Molon Motor serves as a useful reminder of best practices in contract drafting. Careful attention should be paid to any prior-in-time agreements between the same parties. Appropriate diligence should be conducted to ascertain whether any such agreements exist and, if so, the extent to which those agreements should be superseded. Drafters should not rely on a "boilerplate" merger clause, but should clearly articulate in a second-in-time agreement how any prior agreements should be interpreted—which may include the express revocation of a prior agreement. This additional clarification could avoid future, expensive Molon Motor-type litigation.

Molon Motor also underscores the court's historical practice of evaluating the substance of a patent license over its form. Courts are expected to thoughtfully analyze, on a case-by-case, fact-specific basis, the "bundle of rights" a patentee provides to its licensee.
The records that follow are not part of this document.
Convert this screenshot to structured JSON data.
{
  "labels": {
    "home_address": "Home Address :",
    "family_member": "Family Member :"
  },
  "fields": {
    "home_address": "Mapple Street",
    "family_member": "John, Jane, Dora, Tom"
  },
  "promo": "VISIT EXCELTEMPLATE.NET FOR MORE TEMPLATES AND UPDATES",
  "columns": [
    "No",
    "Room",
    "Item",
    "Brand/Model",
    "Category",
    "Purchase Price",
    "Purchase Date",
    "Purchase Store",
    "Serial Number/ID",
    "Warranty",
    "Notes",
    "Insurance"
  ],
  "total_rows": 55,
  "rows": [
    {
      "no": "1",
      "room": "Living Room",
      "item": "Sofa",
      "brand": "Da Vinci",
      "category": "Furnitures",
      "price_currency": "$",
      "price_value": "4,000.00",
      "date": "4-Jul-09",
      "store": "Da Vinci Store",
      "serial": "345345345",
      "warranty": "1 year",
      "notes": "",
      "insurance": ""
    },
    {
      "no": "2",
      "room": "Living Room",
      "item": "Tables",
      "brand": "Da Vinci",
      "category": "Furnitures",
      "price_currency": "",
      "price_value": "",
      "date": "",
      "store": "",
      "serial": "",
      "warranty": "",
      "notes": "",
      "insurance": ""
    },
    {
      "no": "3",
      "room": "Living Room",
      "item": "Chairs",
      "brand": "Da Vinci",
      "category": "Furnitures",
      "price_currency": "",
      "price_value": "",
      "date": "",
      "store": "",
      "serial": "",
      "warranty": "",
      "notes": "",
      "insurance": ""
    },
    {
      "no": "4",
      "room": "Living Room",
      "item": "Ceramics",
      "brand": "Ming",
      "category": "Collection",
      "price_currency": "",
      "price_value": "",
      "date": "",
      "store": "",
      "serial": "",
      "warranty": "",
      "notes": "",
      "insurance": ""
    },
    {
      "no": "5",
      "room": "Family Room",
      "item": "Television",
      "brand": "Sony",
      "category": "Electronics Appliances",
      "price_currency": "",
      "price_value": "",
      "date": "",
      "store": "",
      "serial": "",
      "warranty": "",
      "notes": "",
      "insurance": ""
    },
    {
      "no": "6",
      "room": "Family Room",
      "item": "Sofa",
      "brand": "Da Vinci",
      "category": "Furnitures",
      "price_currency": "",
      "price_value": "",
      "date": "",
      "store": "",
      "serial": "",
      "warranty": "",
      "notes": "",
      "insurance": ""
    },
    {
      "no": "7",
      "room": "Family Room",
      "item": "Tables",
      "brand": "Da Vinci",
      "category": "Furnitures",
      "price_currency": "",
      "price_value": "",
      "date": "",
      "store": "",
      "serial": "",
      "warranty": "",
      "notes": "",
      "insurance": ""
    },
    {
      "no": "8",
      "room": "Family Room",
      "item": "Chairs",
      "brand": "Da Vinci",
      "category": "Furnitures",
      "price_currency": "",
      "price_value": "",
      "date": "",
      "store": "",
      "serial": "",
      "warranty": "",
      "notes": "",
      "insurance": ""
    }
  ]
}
In this particular case, the court re-emphasizes that exclusive licenses confer significantly different benefits from non-exclusive licenses, and cannot be treated as essentially the same—either for patent enforcement or contract interpretation.

© Arnold & Porter Kaye Scholer LLP 2020 All Rights Reserved. This Advisory is intended to be a general summary of the law and does not constitute legal advice. You should consult with counsel to determine applicable legal requirements in a specific fact situation.

  1. 946 F.3d 1354 (Fed. Cir. 2020).

  2. Id. at 1359.

  3. Id. at 1361.

  4. Id.

  5. Id. at 1365.